Symptoms of ear Infections in children Include:
- Ear pain, especially while lying down
- Tugging at the ear
- Trouble sleeping
- Crying or acting more irritable than usual
- Trouble hearing or responding to sounds
- Loss of balance
- Fever higher than 100°F
- Fluid draining from the ear
- Loss of appetite
Ear Infection in Adults
While ear infections are more common in children, they can occur in adults and tend to be more severe or a sign of something more serious.
Symptoms of Ear Infections in Adults Include:
- Ear pain
- Fluid draining from the ear
- Hearing loss
- A sense of fullness in the ear
- Red or swollen ear
If you’re an adult and you’ve had ear pain for more than two days, seek medical attention. The doctor can prescribe you antibiotics if you have a bacterial infection, or diagnose a more serious issue you may have, and start you on a treatment plan.
Are Ear Infections Contagious?
If you think you have an ear infection, you’re probably wondering: Are ear infections contagious?
The answer is probably not. But depending on where the ear infection is, they may be.
There are three parts of the ear:
- The outer ear
- The middle ear
- The inner ear
Infections can occur in each part of the ear, and symptoms and contagion will vary depending on where they are.
Are ear infections contagious if they are in the outer ear?
There are a number of factors that can result in an outer ear infection, and fortunately none of them are contagious. Outer ear infections are often caused by bacteria in water and are also known as swimmers ear. These bacteria cannot spread from person to person.
Are ear infections contagious if they are in the middle ear?
Not directly, however, some triggers of middle ear infections are contagious, such as the common cold, so proper hygiene such as hand washing can help prevent infections of the middle ear.

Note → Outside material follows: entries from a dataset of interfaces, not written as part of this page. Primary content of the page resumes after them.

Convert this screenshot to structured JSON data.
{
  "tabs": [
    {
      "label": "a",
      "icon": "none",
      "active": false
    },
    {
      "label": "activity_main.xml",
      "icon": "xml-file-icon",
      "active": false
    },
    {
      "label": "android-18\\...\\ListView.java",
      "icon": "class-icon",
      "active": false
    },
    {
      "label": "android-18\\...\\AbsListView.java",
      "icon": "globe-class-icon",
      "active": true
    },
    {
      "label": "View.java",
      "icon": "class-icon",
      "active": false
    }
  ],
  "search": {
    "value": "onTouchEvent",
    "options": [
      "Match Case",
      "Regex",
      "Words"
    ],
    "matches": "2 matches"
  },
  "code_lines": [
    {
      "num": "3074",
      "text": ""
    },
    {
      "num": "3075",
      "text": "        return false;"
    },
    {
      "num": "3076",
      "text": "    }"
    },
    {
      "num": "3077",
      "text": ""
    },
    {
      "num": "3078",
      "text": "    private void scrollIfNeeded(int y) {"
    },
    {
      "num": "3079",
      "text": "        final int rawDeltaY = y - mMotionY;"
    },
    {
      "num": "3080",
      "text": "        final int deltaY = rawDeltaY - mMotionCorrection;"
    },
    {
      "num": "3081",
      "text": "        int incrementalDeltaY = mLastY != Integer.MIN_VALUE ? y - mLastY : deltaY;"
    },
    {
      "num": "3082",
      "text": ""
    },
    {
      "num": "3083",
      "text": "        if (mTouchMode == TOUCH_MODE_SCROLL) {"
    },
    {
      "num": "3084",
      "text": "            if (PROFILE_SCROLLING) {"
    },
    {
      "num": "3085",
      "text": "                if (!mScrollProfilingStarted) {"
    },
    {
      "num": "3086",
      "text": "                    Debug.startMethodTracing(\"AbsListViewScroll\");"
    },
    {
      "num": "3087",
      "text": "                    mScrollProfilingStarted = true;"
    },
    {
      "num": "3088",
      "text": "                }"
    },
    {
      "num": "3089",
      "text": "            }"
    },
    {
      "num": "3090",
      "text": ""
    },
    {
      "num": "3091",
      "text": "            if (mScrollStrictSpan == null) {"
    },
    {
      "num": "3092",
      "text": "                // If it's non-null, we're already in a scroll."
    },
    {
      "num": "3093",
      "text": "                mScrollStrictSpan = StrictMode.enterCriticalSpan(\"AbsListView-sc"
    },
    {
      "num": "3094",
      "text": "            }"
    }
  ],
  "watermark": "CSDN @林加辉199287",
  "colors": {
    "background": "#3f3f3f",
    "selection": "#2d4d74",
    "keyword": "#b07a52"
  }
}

Ear infections in the middle ear often result from clogging of the Eustachian tubes, which does not directly transfer from one person to another. However, the germ that caused the clogging in the first place may be contagious.
Are ear infections contagious in the inner ear?

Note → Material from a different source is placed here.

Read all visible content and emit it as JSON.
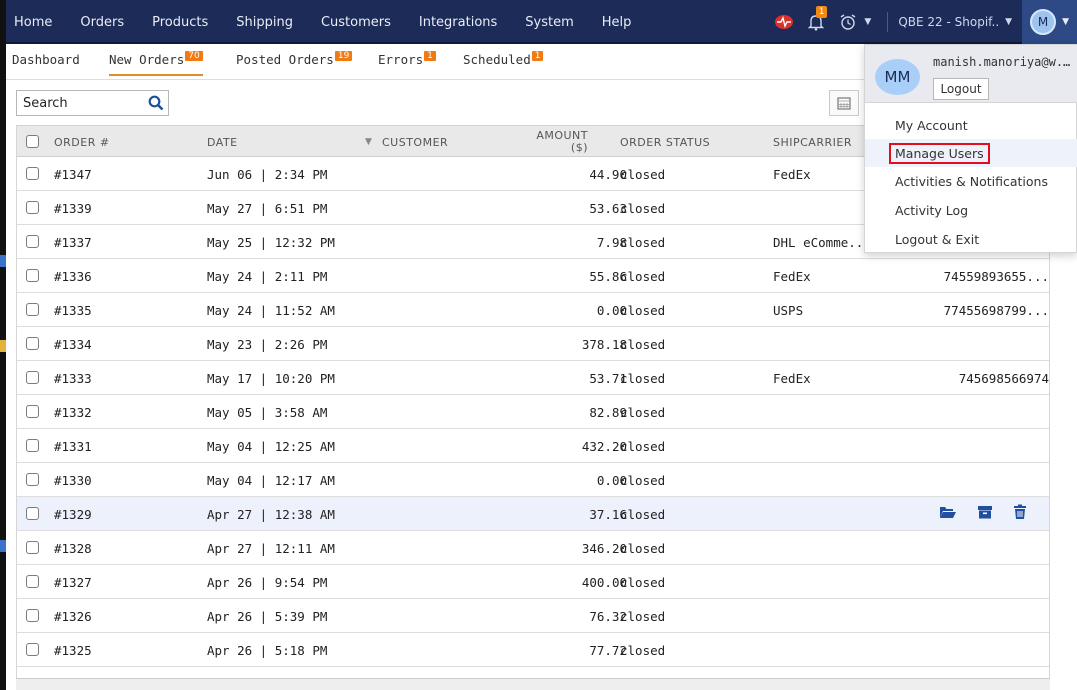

No, but similar to middle ear infections, the pathogens that can lead to an ear infection are contagious. Viruses are the most common causes of ear infections in the inner ear, although bacteria can be what causes an ear infection if a bacterial infection in the middle ear spreads to the inner ear.

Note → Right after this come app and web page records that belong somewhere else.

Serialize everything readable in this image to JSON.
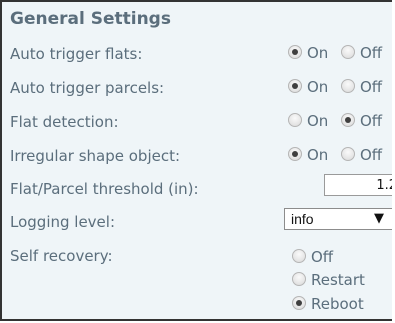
{
  "section": {
    "title": "General Settings"
  },
  "settings": {
    "auto_trigger_flats": {
      "label": "Auto trigger flats:",
      "options": [
        "On",
        "Off"
      ],
      "selected": "On"
    },
    "auto_trigger_parcels": {
      "label": "Auto trigger parcels:",
      "options": [
        "On",
        "Off"
      ],
      "selected": "On"
    },
    "flat_detection": {
      "label": "Flat detection:",
      "options": [
        "On",
        "Off"
      ],
      "selected": "Off"
    },
    "irregular_shape_object": {
      "label": "Irregular shape object:",
      "options": [
        "On",
        "Off"
      ],
      "selected": "On"
    },
    "threshold": {
      "label": "Flat/Parcel threshold (in):",
      "value": "1.2"
    },
    "logging_level": {
      "label": "Logging level:",
      "value": "info",
      "arrow": "▼"
    },
    "self_recovery": {
      "label": "Self recovery:",
      "options": [
        "Off",
        "Restart",
        "Reboot"
      ],
      "selected": "Reboot"
    }
  }
}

So while the ear infection cannot be spread directly the virus or bacteria that led to the ear infection can be transferred, so practice proper hygiene.
Treatments for Ear Infections if Antibiotics Aren’t Right For You
For those stuck waiting for a viral infection to pass, over the counter (OTC) pain relievers such as ibuprofen or acetaminophen can help reduce the pain.
While these won’t directly treat your infection they will lessen the symptoms and hopefully bring you some comfort while you recover.
If your infection does not feel better in a couple days, seek medical attention.
Preventing Ear Infections
If you or your child are prone to ear infections, the following things may help prevent future recurrences of ear infections:
- Keep the ears clean and dry
- Avoid smoking or exposure to secondhand smoke
- Manage any allergies you have
- Wash your hands and take other precautions to avoid getting sick
Think you or your child may be suffering from an ear infection? Book an appointment with a PlushCare physician today to receive a diagnosis and, if appropriate, get antibiotics for ear infection online.
Read More About Antibiotics For Ear Infection:
- Ear Infection Prescription Online
- Antibiotics for Swimmers Ear
- How to Get Rid of an Ear Infection
- Are Ear Infection Contagious?
- Get Antibiotics Online
- Can An Online Doctor Write a Prescription?
- How do Online Doctor Visits Work?
Centers for Disease Control and Prevention (CDC). Ear Infection. Accessed online April 8th, 2019 at
WebMD. Ear Infection: Diagnosis and Treatment. Accessed Online April 8th, 2019 at
Mayo Clinic. Ear Infection (middle ear). Accessed Online April 8th, 2019 at